This time of year, with the garden starting to produce with abandon, I am not so conservative with my vegetables.
You’ll note that I discard the chard trimmings rather than using them or cautioning you to save them.
I do the same with zucchini…. I don’t worry if I only use the 10 best slices.
One can only be so frugal – and it will end up on the compost one way or another.
I use a large skillet for blanching the big leaves. If I am doing more than 6 leaves I do a few at a time otherwise they tend to get too soft. I want to be able to roll them without tearing them.
Chard Leaves Stuffed with Sausage and Herbs
Total time: 35 minutes
- 6 medium – large chard leaves
- 2oz (60gr) sausage, casing removed
- 2 shallots, finely chopped
- 2 tsp olive oil
- 3 tbs fresh oregano leaves
- 2 tbs fresh, snipped chives
- 2 tbs fresh, snipped garlic chives
- 3 tbs Parmesan, shredded
- 3 tbs pesto rosso
- 3 tbs ricotta
- Blanch the chard leaves in boiling water for 20 seconds.
- Remove and refresh in cold water, separating the leaves from each other. Drain well.
- Cut the stem out by slicing on either side of the stem, about half way up the chard leaf. Discard stems.

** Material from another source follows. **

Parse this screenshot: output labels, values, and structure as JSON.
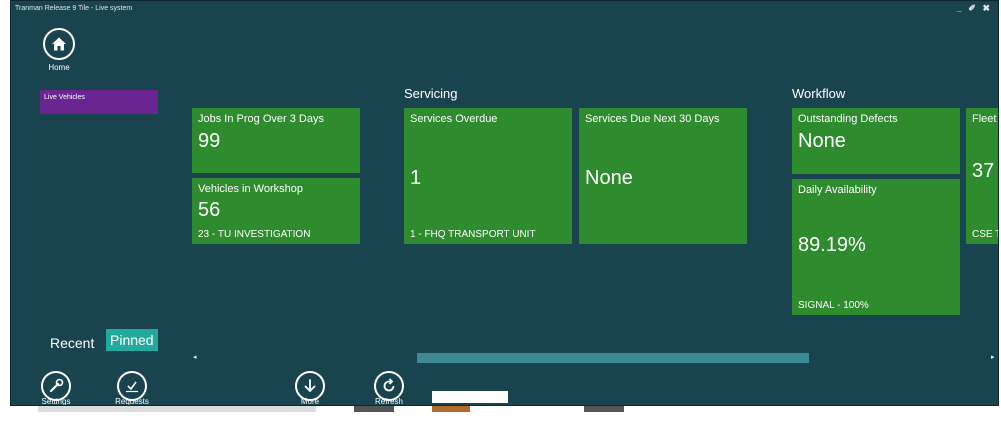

- Sauté sausage and shallots until sausage is cooked through, breaking it up as it browns. Drain if needed.
- Combine sausage, shallots, herbs and Parmesan.
- Place 1/6 of the mixture on each leaf, about 2 inches from the tip.
- Roll the end of the leaf over, then roll the whole bundle over once more.
- Tuck the sides of the leaf in and do one more complete roll, making a neat bundle. Trim any excess, discard.
- Put chard bundles into a skillet, add 1/4 inch of water, cover and simmer for 6 – 8 minutes. They don’t need to cook, just warm through.
- Combine pesto rosso and ricotta.
- Spoon sauce onto 2 plates, add stuffed chard leaves and serve
I apparently started the Clean Eating fad.and didn’t even realize it.
And I certainly haven’t gotten the credit.
Maybe the problem is I just called it….
Well, I didn’t call it anything. It’s just cooking and eating fresh food.
I mean, I’ve been doing it all my life. My mother did it before me and her mother before her and so on.
How can something so simple become a new diet fad?
And I’m not even sure what the name means…..
I thought that, by definition, clean is the opposite of dirty. I couldn’t imagine that anyone living in the land of bacterial wipes and hand sanitizers could possibly eat food that wasn’t immaculate.
Unlike me, for example, who picks plums off the tree, gives them a cursory inspection for critters and pops them in my mouth.
But I still don’t consider that ‘dirty eating’.
Anyway, if the food was already clean, what’s all the fuss about?
Rather seems like people are just going back to the basics…..
I just wish I had come up with a name.
There’s a distinct possibility that I’m developing curmudgeon-like opinions.
I’ll just put my clean salad in a Mason jar, take a bazillion photos of every teeny-tiny step and go sit on the back bench. (That’s where all the good wine and best people are….. Join me?)